Despite the episodic nature of TNG, the episode following “The Best of Both Worlds” two-parter, “Family,” shows Picard dealing with the trauma he just experienced. Star Trek: First Contact and Star Trek: Picard also revisit Picard’s experience as Locutus, showing the long-term effects the experience had on the captain.
2 Cause and Effect (TNG Season 5, Episode 18)
The Enterprise won’t stop exploding.
In one of Star Trek’s best cold open, the Enterprise collides with another ship and explodes before the opening credits. “Cause and Effect” then jumps to a scene of the senior staff player poker, before events lead the ship to explode again and the time loop restarts. As the story progresses, the Enterprise crew members begin experiencing déjà vu before Data eventually discovers a way to leave himself a message from one loop to the next. A spin on the classic time loop trope, “Cause and Effect” is an incredibly fun episode with wonderful direction from Jonathan Frakes.
Cheers actor Kelsey Grammer makes a cameo in “Cause and Effect” as Captain Morgan Bateson of the USS Bozeman, the ship that keeps colliding with the Enterprise.
1 The Measure of a Man (TNG Season 2, Episode 9)
Data’s humanity is put on trial.
Star Trek loves a good courtroom episode and “The Measure of the Man” is Trek at its best. When Federation cyberneticist Bruce Maddox visits the Enterprise, he calls Data’s rights as a sentient being into question, insisting that the android is the property of Starfleet. Maddox wants to dismantle Data for further study in order to recreate more androids like him. For anyone who has become a fan of Data as a character, it’s grating every single time Maddox refers to the android as an “it.”
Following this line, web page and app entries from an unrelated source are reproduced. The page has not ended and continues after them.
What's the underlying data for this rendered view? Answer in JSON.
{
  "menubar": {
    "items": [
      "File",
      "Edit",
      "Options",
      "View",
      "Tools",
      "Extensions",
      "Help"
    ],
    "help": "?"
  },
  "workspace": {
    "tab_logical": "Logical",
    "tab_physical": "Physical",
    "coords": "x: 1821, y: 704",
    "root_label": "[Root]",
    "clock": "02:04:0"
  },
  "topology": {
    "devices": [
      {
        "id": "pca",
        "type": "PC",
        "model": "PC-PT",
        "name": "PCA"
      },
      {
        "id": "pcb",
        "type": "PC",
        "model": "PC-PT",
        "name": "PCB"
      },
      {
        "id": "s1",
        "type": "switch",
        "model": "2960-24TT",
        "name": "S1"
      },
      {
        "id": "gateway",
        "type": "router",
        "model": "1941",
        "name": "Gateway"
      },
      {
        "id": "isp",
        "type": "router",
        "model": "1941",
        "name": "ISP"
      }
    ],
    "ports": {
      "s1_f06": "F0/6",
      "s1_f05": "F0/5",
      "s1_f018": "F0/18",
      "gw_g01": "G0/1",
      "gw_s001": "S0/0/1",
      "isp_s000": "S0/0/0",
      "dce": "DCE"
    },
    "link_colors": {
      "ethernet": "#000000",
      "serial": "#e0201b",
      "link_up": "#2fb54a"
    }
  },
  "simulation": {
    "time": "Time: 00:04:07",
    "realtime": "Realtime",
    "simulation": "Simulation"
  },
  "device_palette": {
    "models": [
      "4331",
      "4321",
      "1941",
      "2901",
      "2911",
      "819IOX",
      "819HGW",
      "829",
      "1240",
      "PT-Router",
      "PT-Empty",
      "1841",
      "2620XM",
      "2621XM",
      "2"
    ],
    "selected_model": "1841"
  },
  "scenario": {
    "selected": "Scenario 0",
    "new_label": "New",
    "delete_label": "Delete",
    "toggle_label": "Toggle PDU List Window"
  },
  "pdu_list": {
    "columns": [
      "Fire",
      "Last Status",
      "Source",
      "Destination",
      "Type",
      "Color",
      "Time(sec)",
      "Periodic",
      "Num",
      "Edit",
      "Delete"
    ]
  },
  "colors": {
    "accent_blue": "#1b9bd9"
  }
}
Even for those who have never seen an episode of TNG, “The Measure of a Man” has elements of everything that makes Star Trek great. It grapples with the question of what it means to be human, celebrates life in all of its forms, and includes a powerful speech from Captain Picard. With great performances all around, “The Measure of a Man” is not only a near-perfect episode of Star Trek: The Next Generation, but also an excellent episode of television, period.